=== Work required ===
What you give back must match the data character for character.

=== Records shown ===
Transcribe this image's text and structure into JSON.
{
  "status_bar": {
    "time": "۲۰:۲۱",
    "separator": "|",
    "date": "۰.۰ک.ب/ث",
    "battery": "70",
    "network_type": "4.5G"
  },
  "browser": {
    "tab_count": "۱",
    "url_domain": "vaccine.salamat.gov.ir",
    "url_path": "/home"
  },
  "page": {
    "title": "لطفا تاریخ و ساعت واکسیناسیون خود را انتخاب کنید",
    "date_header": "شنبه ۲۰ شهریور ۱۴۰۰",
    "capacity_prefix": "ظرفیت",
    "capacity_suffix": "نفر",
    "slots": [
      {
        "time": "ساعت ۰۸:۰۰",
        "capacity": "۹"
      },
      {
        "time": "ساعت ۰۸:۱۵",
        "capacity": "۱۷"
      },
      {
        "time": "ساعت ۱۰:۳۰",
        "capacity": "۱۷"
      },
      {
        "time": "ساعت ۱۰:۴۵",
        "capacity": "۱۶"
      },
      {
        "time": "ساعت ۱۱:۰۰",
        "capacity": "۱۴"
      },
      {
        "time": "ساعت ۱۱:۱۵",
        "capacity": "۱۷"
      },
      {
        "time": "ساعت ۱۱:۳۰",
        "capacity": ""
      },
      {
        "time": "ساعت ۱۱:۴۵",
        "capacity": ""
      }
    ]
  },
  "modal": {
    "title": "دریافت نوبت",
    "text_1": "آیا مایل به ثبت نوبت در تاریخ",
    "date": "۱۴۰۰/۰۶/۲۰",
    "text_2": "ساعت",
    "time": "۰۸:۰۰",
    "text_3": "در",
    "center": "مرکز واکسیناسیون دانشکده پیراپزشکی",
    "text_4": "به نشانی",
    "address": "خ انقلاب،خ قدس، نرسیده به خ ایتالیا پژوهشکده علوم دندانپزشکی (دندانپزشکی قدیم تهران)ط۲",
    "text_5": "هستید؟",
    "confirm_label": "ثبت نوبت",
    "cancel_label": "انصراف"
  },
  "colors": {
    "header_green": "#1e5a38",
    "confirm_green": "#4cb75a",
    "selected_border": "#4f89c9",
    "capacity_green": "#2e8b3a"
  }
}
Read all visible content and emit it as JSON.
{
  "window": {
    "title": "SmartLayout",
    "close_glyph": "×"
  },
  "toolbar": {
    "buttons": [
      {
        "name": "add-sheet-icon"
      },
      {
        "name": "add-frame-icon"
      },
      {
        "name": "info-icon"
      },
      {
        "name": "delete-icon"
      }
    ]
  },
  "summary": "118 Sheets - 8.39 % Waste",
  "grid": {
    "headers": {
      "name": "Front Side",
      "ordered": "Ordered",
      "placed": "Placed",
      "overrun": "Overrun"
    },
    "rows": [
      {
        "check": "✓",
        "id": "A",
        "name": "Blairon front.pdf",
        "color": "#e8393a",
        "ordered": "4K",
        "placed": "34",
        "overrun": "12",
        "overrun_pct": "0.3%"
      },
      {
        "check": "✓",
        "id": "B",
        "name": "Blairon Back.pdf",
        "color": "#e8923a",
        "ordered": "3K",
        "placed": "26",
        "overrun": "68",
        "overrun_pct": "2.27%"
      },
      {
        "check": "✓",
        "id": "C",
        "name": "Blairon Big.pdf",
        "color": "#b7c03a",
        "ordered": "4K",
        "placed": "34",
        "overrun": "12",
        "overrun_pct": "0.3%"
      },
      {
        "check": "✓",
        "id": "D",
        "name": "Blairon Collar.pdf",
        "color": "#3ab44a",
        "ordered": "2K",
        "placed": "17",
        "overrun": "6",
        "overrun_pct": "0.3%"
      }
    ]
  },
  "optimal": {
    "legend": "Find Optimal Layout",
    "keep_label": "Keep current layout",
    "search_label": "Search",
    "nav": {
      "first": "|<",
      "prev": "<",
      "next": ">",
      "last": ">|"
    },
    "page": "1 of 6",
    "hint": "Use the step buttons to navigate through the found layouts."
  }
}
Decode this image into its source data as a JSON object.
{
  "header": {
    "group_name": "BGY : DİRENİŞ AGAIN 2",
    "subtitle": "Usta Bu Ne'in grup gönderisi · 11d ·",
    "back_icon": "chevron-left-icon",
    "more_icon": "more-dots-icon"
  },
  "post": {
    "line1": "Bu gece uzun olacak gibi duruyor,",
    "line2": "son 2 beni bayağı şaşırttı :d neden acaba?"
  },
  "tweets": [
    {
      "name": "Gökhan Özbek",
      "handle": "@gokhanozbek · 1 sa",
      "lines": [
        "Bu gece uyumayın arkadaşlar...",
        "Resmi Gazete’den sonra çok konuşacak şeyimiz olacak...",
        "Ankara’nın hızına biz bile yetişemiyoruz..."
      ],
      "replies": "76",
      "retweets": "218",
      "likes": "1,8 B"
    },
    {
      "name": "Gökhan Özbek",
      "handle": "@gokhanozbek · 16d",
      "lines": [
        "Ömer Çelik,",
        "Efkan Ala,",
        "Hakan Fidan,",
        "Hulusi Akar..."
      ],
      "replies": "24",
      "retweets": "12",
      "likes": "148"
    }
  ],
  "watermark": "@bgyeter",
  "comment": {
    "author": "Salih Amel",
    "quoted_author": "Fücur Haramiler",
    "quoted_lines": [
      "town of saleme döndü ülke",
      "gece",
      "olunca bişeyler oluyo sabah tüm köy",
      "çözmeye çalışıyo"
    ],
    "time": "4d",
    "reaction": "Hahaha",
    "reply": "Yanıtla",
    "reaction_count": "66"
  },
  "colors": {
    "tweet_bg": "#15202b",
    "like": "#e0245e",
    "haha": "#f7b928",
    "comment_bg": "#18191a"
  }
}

=== Task output ===
Transcribe this image's text and structure into JSON.
{
  "status_bar": {
    "time": "۲۰:۲۱",
    "separator": "|",
    "date": "۰.۰ک.ب/ث",
    "battery": "70",
    "network_type": "4.5G"
  },
  "browser": {
    "tab_count": "۱",
    "url_domain": "vaccine.salamat.gov.ir",
    "url_path": "/home"
  },
  "page": {
    "title": "لطفا تاریخ و ساعت واکسیناسیون خود را انتخاب کنید",
    "date_header": "شنبه ۲۰ شهریور ۱۴۰۰",
    "capacity_prefix": "ظرفیت",
    "capacity_suffix": "نفر",
    "slots": [
      {
        "time": "ساعت ۰۸:۰۰",
        "capacity": "۹"
      },
      {
        "time": "ساعت ۰۸:۱۵",
        "capacity": "۱۷"
      },
      {
        "time": "ساعت ۱۰:۳۰",
        "capacity": "۱۷"
      },
      {
        "time": "ساعت ۱۰:۴۵",
        "capacity": "۱۶"
      },
      {
        "time": "ساعت ۱۱:۰۰",
        "capacity": "۱۴"
      },
      {
        "time": "ساعت ۱۱:۱۵",
        "capacity": "۱۷"
      },
      {
        "time": "ساعت ۱۱:۳۰",
        "capacity": ""
      },
      {
        "time": "ساعت ۱۱:۴۵",
        "capacity": ""
      }
    ]
  },
  "modal": {
    "title": "دریافت نوبت",
    "text_1": "آیا مایل به ثبت نوبت در تاریخ",
    "date": "۱۴۰۰/۰۶/۲۰",
    "text_2": "ساعت",
    "time": "۰۸:۰۰",
    "text_3": "در",
    "center": "مرکز واکسیناسیون دانشکده پیراپزشکی",
    "text_4": "به نشانی",
    "address": "خ انقلاب،خ قدس، نرسیده به خ ایتالیا پژوهشکده علوم دندانپزشکی (دندانپزشکی قدیم تهران)ط۲",
    "text_5": "هستید؟",
    "confirm_label": "ثبت نوبت",
    "cancel_label": "انصراف"
  },
  "colors": {
    "header_green": "#1e5a38",
    "confirm_green": "#4cb75a",
    "selected_border": "#4f89c9",
    "capacity_green": "#2e8b3a"
  }
}
Read all visible content and emit it as JSON.
{
  "window": {
    "title": "SmartLayout",
    "close_glyph": "×"
  },
  "toolbar": {
    "buttons": [
      {
        "name": "add-sheet-icon"
      },
      {
        "name": "add-frame-icon"
      },
      {
        "name": "info-icon"
      },
      {
        "name": "delete-icon"
      }
    ]
  },
  "summary": "118 Sheets - 8.39 % Waste",
  "grid": {
    "headers": {
      "name": "Front Side",
      "ordered": "Ordered",
      "placed": "Placed",
      "overrun": "Overrun"
    },
    "rows": [
      {
        "check": "✓",
        "id": "A",
        "name": "Blairon front.pdf",
        "color": "#e8393a",
        "ordered": "4K",
        "placed": "34",
        "overrun": "12",
        "overrun_pct": "0.3%"
      },
      {
        "check": "✓",
        "id": "B",
        "name": "Blairon Back.pdf",
        "color": "#e8923a",
        "ordered": "3K",
        "placed": "26",
        "overrun": "68",
        "overrun_pct": "2.27%"
      },
      {
        "check": "✓",
        "id": "C",
        "name": "Blairon Big.pdf",
        "color": "#b7c03a",
        "ordered": "4K",
        "placed": "34",
        "overrun": "12",
        "overrun_pct": "0.3%"
      },
      {
        "check": "✓",
        "id": "D",
        "name": "Blairon Collar.pdf",
        "color": "#3ab44a",
        "ordered": "2K",
        "placed": "17",
        "overrun": "6",
        "overrun_pct": "0.3%"
      }
    ]
  },
  "optimal": {
    "legend": "Find Optimal Layout",
    "keep_label": "Keep current layout",
    "search_label": "Search",
    "nav": {
      "first": "|<",
      "prev": "<",
      "next": ">",
      "last": ">|"
    },
    "page": "1 of 6",
    "hint": "Use the step buttons to navigate through the found layouts."
  }
}
Decode this image into its source data as a JSON object.
{
  "header": {
    "group_name": "BGY : DİRENİŞ AGAIN 2",
    "subtitle": "Usta Bu Ne'in grup gönderisi · 11d ·",
    "back_icon": "chevron-left-icon",
    "more_icon": "more-dots-icon"
  },
  "post": {
    "line1": "Bu gece uzun olacak gibi duruyor,",
    "line2": "son 2 beni bayağı şaşırttı :d neden acaba?"
  },
  "tweets": [
    {
      "name": "Gökhan Özbek",
      "handle": "@gokhanozbek · 1 sa",
      "lines": [
        "Bu gece uyumayın arkadaşlar...",
        "Resmi Gazete’den sonra çok konuşacak şeyimiz olacak...",
        "Ankara’nın hızına biz bile yetişemiyoruz..."
      ],
      "replies": "76",
      "retweets": "218",
      "likes": "1,8 B"
    },
    {
      "name": "Gökhan Özbek",
      "handle": "@gokhanozbek · 16d",
      "lines": [
        "Ömer Çelik,",
        "Efkan Ala,",
        "Hakan Fidan,",
        "Hulusi Akar..."
      ],
      "replies": "24",
      "retweets": "12",
      "likes": "148"
    }
  ],
  "watermark": "@bgyeter",
  "comment": {
    "author": "Salih Amel",
    "quoted_author": "Fücur Haramiler",
    "quoted_lines": [
      "town of saleme döndü ülke",
      "gece",
      "olunca bişeyler oluyo sabah tüm köy",
      "çözmeye çalışıyo"
    ],
    "time": "4d",
    "reaction": "Hahaha",
    "reply": "Yanıtla",
    "reaction_count": "66"
  },
  "colors": {
    "tweet_bg": "#15202b",
    "like": "#e0245e",
    "haha": "#f7b928",
    "comment_bg": "#18191a"
  }
}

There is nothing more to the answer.